Work task
In the entries that follow, find the word "mapping" and report each line it is on.
The data Block Start
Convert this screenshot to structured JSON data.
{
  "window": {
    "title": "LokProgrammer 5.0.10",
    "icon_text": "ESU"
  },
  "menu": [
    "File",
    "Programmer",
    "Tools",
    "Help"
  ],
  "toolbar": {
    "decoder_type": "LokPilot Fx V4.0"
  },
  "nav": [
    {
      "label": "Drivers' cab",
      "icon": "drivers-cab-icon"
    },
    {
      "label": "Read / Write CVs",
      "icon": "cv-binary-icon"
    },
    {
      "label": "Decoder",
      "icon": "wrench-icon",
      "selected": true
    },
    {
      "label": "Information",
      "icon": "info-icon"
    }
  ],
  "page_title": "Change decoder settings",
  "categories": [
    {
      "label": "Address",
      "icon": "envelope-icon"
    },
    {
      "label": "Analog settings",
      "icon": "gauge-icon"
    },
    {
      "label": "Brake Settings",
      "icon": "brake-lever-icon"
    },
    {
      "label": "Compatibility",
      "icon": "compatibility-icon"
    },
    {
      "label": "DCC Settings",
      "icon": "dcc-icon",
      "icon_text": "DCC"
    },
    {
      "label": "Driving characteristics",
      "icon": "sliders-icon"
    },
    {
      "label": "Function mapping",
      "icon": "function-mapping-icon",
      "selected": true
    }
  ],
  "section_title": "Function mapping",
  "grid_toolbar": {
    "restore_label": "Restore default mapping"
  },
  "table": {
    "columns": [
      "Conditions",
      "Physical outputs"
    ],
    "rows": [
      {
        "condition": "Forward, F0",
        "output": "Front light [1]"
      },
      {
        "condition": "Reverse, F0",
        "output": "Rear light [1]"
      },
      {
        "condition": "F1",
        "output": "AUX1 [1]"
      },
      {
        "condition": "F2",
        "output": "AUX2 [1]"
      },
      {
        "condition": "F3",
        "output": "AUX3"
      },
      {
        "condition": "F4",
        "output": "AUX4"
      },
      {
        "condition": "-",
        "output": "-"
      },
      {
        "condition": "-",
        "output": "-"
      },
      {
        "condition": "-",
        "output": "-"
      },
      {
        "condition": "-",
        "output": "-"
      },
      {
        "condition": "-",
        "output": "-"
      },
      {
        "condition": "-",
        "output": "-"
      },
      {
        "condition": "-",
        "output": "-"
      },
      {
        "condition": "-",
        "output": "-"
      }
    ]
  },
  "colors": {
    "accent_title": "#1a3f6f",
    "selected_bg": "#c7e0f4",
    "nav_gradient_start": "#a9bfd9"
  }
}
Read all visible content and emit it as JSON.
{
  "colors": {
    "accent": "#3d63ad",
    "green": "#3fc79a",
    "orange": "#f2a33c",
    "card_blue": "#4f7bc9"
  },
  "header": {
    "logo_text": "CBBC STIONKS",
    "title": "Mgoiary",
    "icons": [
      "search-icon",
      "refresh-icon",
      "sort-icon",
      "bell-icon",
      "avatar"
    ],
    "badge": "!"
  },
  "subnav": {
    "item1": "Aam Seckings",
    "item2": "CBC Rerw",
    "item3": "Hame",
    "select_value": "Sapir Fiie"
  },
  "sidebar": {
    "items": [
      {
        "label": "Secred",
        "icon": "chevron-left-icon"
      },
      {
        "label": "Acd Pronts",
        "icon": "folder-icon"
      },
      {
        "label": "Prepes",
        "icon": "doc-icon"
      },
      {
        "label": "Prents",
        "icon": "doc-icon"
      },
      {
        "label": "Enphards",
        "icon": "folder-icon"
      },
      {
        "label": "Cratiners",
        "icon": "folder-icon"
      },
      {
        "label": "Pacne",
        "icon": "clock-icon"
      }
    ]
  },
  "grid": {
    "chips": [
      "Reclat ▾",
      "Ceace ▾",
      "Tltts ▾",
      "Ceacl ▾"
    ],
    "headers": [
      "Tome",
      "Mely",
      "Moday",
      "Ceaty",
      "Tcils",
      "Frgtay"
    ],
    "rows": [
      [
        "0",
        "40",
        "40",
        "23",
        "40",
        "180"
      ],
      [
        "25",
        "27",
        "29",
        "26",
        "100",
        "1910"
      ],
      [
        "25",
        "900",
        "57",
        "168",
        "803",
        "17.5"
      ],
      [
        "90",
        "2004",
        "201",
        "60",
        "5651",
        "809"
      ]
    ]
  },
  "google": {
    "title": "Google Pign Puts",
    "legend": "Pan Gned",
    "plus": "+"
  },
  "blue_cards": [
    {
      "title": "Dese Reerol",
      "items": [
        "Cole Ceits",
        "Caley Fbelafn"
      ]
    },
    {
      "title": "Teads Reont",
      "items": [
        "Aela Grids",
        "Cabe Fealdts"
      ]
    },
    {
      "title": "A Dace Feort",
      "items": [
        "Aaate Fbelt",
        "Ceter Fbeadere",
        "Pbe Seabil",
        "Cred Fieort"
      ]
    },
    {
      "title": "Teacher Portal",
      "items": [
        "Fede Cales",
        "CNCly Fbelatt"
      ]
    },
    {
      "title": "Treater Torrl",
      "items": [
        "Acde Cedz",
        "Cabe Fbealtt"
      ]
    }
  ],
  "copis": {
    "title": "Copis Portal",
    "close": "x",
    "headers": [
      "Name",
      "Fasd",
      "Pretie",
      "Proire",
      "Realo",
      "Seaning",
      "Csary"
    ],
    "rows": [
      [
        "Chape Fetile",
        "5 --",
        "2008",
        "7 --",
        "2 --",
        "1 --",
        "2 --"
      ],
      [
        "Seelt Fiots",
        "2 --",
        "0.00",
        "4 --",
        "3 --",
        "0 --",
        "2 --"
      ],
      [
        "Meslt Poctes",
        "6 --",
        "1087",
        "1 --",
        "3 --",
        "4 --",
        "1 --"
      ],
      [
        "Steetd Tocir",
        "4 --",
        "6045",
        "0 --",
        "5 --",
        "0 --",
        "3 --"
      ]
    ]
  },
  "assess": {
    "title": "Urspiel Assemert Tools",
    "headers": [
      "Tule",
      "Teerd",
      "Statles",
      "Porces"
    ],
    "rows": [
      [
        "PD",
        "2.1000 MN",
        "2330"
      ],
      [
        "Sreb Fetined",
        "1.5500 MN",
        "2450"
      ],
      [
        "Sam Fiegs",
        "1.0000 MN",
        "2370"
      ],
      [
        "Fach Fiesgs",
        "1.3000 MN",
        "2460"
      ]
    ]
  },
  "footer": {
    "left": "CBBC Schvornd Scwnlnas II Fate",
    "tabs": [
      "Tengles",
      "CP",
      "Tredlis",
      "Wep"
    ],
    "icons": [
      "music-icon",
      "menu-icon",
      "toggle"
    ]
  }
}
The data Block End
Solution for this problem
      "label": "Function mapping",
      "icon": "function-mapping-icon",
  "section_title": "Function mapping",
    "restore_label": "Restore default mapping"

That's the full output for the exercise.